1 large or two small beets.  I had yellow beets.  Cut large into two and steam in a double boiler for 20-30 minutes or until you can easily pierce with a knife.  Cool and then peel.
Goat cheese

I sliced and then cubed the beets and used the goat cheese as a filling.  Skewered.  Chilled before serving and sprinkled with fresh chives.  It could be any fresh herb really.

They were delish!

Happy Eating!

Latest cookbook addition

I'm a little behind on posting....

This is my latest cookbook addition.  Probably the last type of book I buy in hardcopy.  Just love to flip through and tag what I really find yummy.

"Around My French Kitchen" by Dorie Greenspan.

Well, some of the recipes are great favorites...I find her commentary to be a little uppity.  I had not heard about her before purchasing this book, but the cover claims she's a James Beard recipient.  It didn't elaborate.

"Mastering the Art" is still my favorite and the first cookbook I bought with my own money.  I've had my copy since high school.  And the book looks the worse for wear having traveled form apartment to house to house.

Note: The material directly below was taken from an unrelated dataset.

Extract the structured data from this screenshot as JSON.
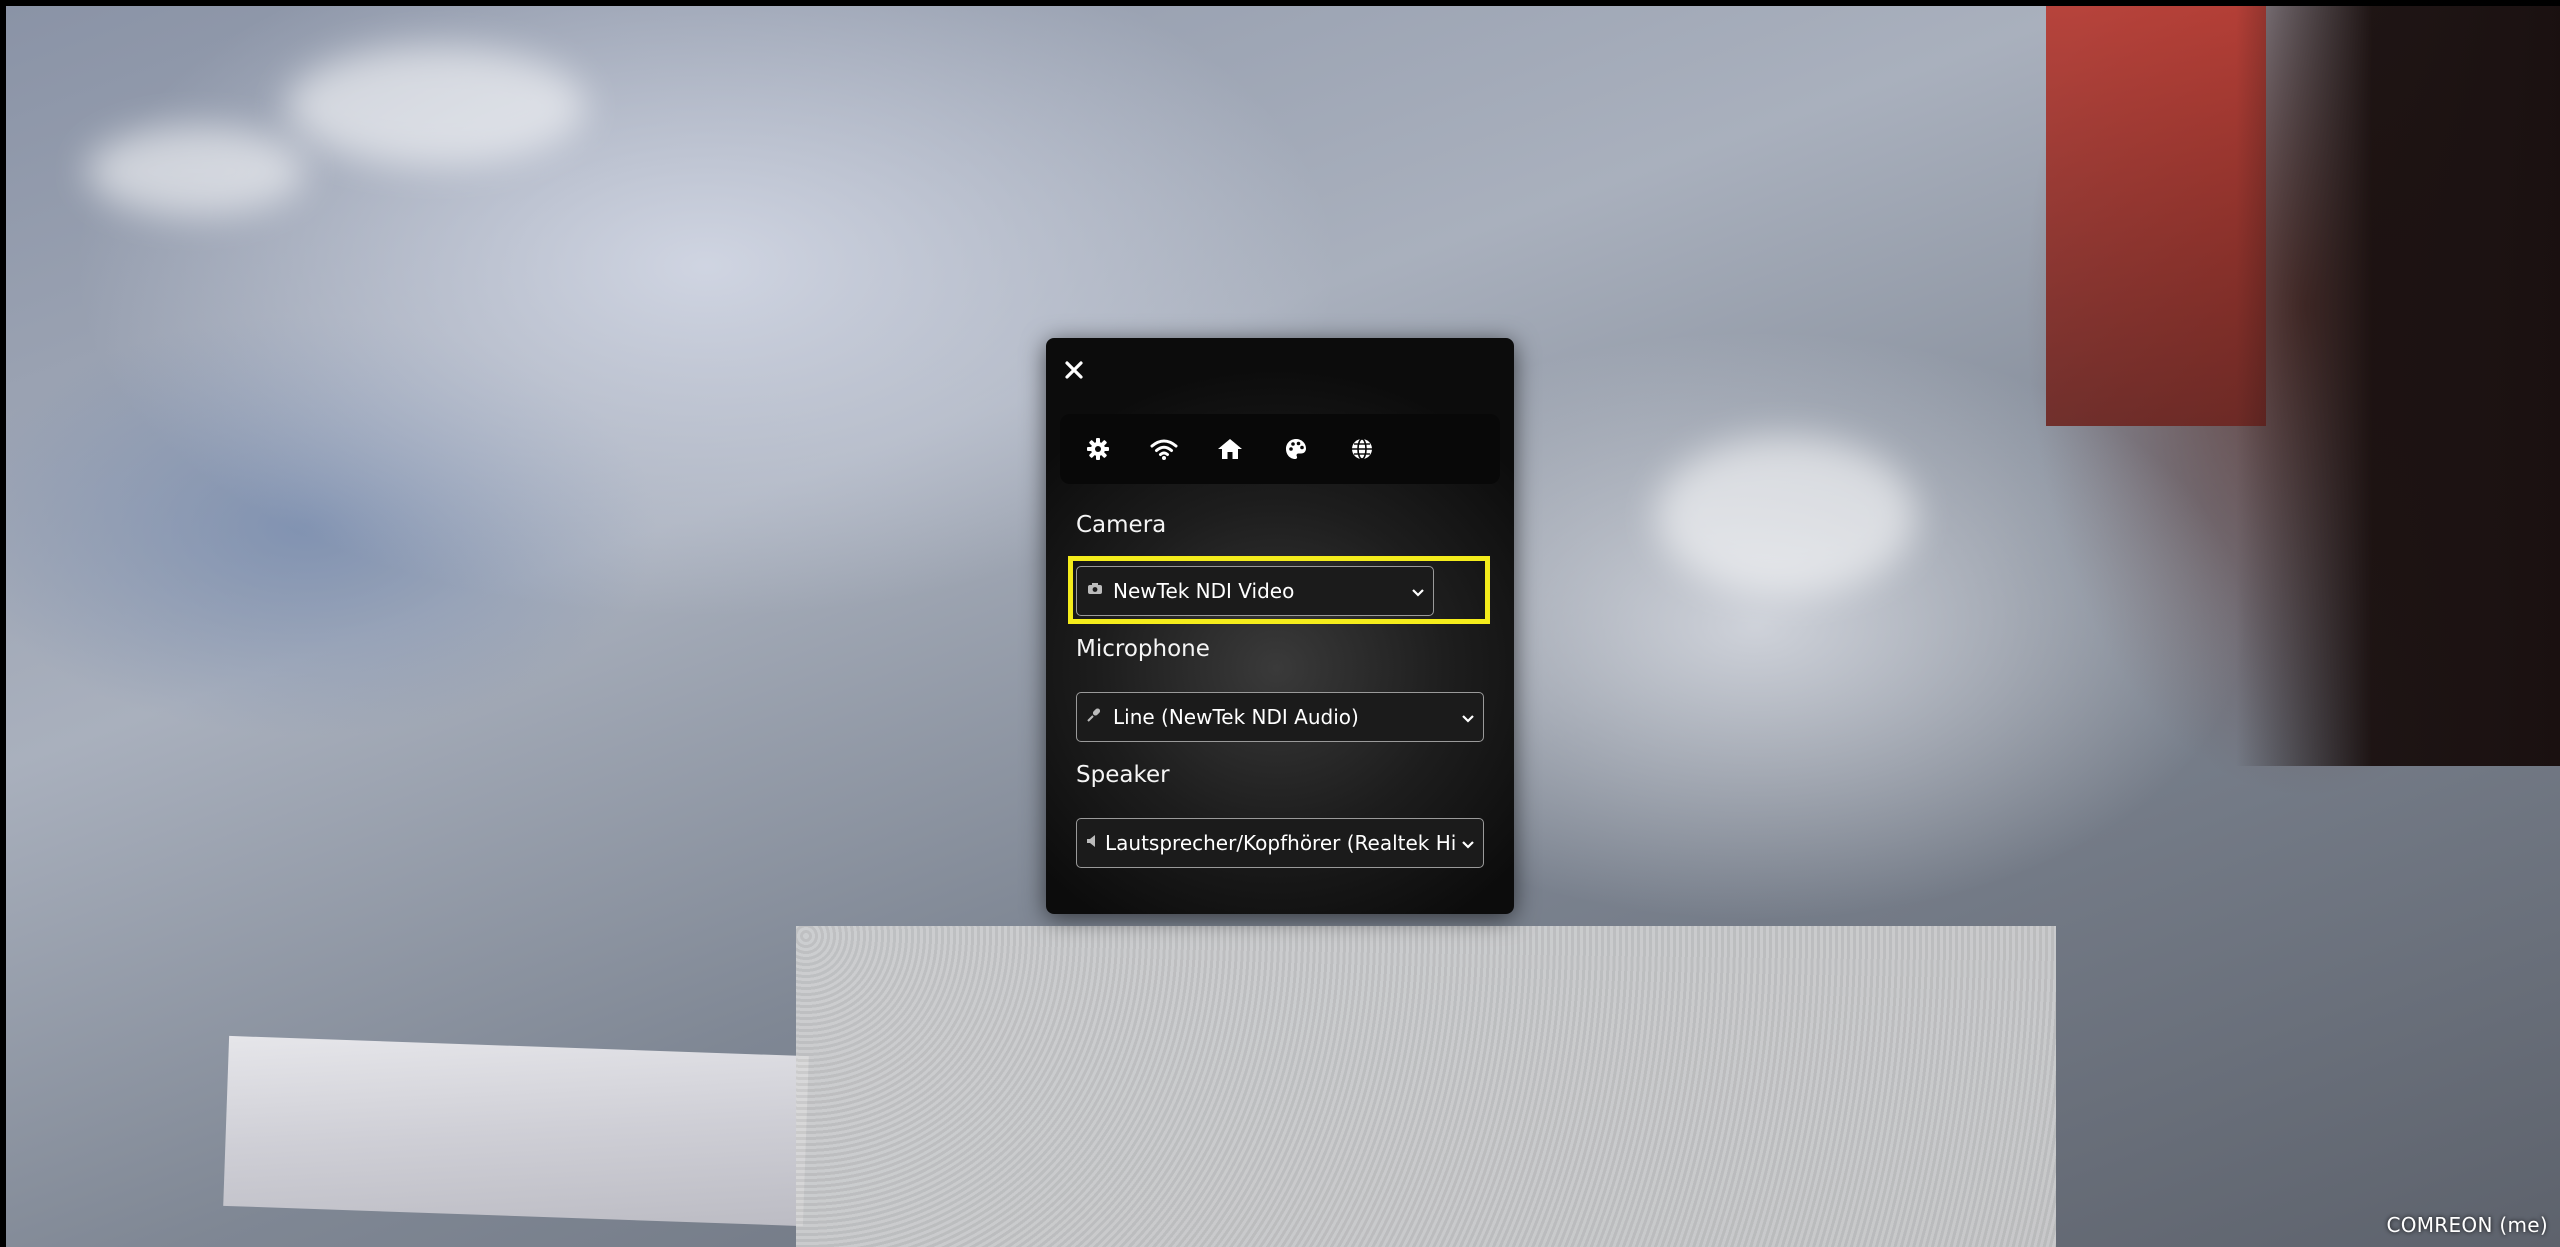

I'm still waiting for a copy of Andrew Boredain's "Les Halles" cookbook.  Oh, I didn't mention that I think I'm going French this fall.  Stay tuned.

Happy Eating.

Thursday, August 4, 2011

Ground Turkey Recall

One of the Cargill brands of ground turkey "Shadybrook Farms" was sold at Stop & Shop. 

Monday, August 1, 2011

Mussels and Corn on the Cob.

Robbie at a business event tonight, so I can have some of my favorites...which he can't look at.  This mussel recipe and then Corn on the Cob with lots of butter!

Yum.  Found some crusty bread to sop up the brodo.  So delish!

Latest aquisition...

The first of two new cookbooks on the way from Amazon.  I've decided I'm going 'French' this fall and winter.

I bought my first cookbook in high school from my mom's Doubleday book club.  "Mastering the Art of French Cooking", of course.  I'm adding a couple more contemporary views on French cooking.

I also have Anthony Bourdain's "Les Halles" cookbook on order.

Blueberry Jam

My friend Mary and her husband John were headed for Maine last week and asked if they could bring back some of the wild Maine blueberries....I got two quarts.  One and a half quarts went into this recipe.  I also decided not to use pectin, but to bring the temperature high enough so the batch will gel on its own.

Before starting the jam recipe, start the boiling water in the canner for the sterilization of the jars. This takes much longer than the jam.  Wash jars in hot soapy water rinse and place into the canner before the boil.  It's much easier to get them in early.  Boil jars for 10 minutes.  Leave inside until needed.

Yield:  About 5 - 8oz jelly jars

6c Maine Blueberries
4c Sugar
Candy Thermometer

Put into a pan that has about double of the capacity of the sugar and blueberries.  This is to prevent a spill over when you raise the heat.  I like to combine the sugar and berries before turning on the heat.

Heat on med-low and stir until all sugar is dissolved.  Then turn up the heat and bring the jam up to 220 degrees.  It takes longer than you think. 

After reaching 220 remove from heat.  You can start filling the 8oz jars that are in the hot water.  When I working alone I take out one jar at a time.  Fill with 1/4" headspace, wipe the rim, put on lid and screw on band. 
Sorry it's blurry.

<<I tried this method for processing the jars.  My friend said that until the 70's everyone did this.  Using a cloth tile turn the jar upside down and leave it that way for at least 5 minutes or more.  I did and three of the five created a vacuum, two did not...I think I might not have waited long enough so I conventionally proceed>>>

If using hot water bath to process.  Have the temp at 180 and process for 15 minutes.

Happy Eating!